Visit JPEGmini

CSS Style Guides

Below is a list of some style guides for CSS provided by GitHub and Google.

GitHub

GitHub CSS style guide

– use soft-tabs with a two space indent
– put spaces after : in property declarations and before { in rule declarations
– use hex color codes #000 unless using rgba.
– use // for comment blocks, instead of /**/
– use px for font-size, because it offers absolute control over text. Additionally, unit-less line-height is preferred because it does not inherit a percentage value of its parent element, but instead is based on a multiplier of the font-size.

Google

Google HTML/CSS style guide

Style Rules:

type selectors: avoid qualifying ID and class names with type selectors;

/* NOT */
ul#example {}
div.error {}

/* DO */
#example {}
.error {}

shorthand properties: use shorthand properties where possible;

/* NOT */
font-family: georgia, serif;
font-size: 100%;
line-height: 1.6;
padding-top: 10px;
padding-right: 15px;
padding-bottom: 20px;
padding-left: 0;

/* DO */
font: 100%/1.6 georgia, sans;
padding: 10px 15px 20px 0;

0 and units: omit unit specification after ‘0’ values;
hexadecimal notation: use 3 character hexadecimal notation where possible;
ID and class naming: use meaningfull or generic ID and class names;
ID and class delimiters: separate words in ID and class names by a hyphen;

/* NOT */
.demoimage {}
.error_status {}

/* DO */
.demo-image {}
.error-status {}

Formatting Rules:

indentation: indent by 2 spaces at a time;
capitalization: use only lowercase;

/* NOT */
FONT-SIZE: 14PX;

/* DO */
font-size: 14px;

declaration order: alphabetize declarations;
declaration stops: use a semicolon after every declaration;

/* NOT */
.test {
  display: block;
  height: 100px
}

/* DO */
.test {
  display: block;
  height: 100px;
}

property name stops: use a space after a property name’s colon;
selector and declaration separation: separate selectors and declarations by new lines;
rule separation: separate rules by new lines;
CSS quotation marks: use single quotation marks for attribute selectors and property values where necessary.

dafont.com – free fonts

dafont.com is a website that delivers to us a large list of free fonts to use on your PC (for creating designs in Photoshop or Illustrator), or with @font-face option in web.

A interesting option that dafont.com offers you is custom preview: you insert whatever words/letter you want to preview, like this:
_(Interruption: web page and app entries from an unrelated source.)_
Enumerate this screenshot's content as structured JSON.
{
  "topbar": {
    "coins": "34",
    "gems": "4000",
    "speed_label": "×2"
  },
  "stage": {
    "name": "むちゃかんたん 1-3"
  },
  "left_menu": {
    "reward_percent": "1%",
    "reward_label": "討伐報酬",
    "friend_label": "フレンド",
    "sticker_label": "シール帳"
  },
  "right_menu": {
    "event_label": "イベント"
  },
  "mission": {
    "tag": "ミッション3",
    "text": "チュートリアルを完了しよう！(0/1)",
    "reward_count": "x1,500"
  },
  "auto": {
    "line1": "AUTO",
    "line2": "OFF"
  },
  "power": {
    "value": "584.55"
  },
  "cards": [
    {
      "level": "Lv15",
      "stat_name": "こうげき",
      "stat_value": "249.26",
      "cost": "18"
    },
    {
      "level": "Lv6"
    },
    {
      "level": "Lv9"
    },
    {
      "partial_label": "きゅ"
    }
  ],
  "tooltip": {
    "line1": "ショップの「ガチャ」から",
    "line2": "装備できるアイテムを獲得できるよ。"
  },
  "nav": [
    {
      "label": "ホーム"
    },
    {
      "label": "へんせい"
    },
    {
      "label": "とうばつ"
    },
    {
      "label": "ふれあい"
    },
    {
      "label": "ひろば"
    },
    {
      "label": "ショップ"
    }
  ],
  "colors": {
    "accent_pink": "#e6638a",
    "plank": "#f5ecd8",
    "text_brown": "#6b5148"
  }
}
Before you use every font you download, don’t forget to read the ‘Note of the author’ part, where you can find where you can use the specific font: personal or commercial.

Visit dafont.com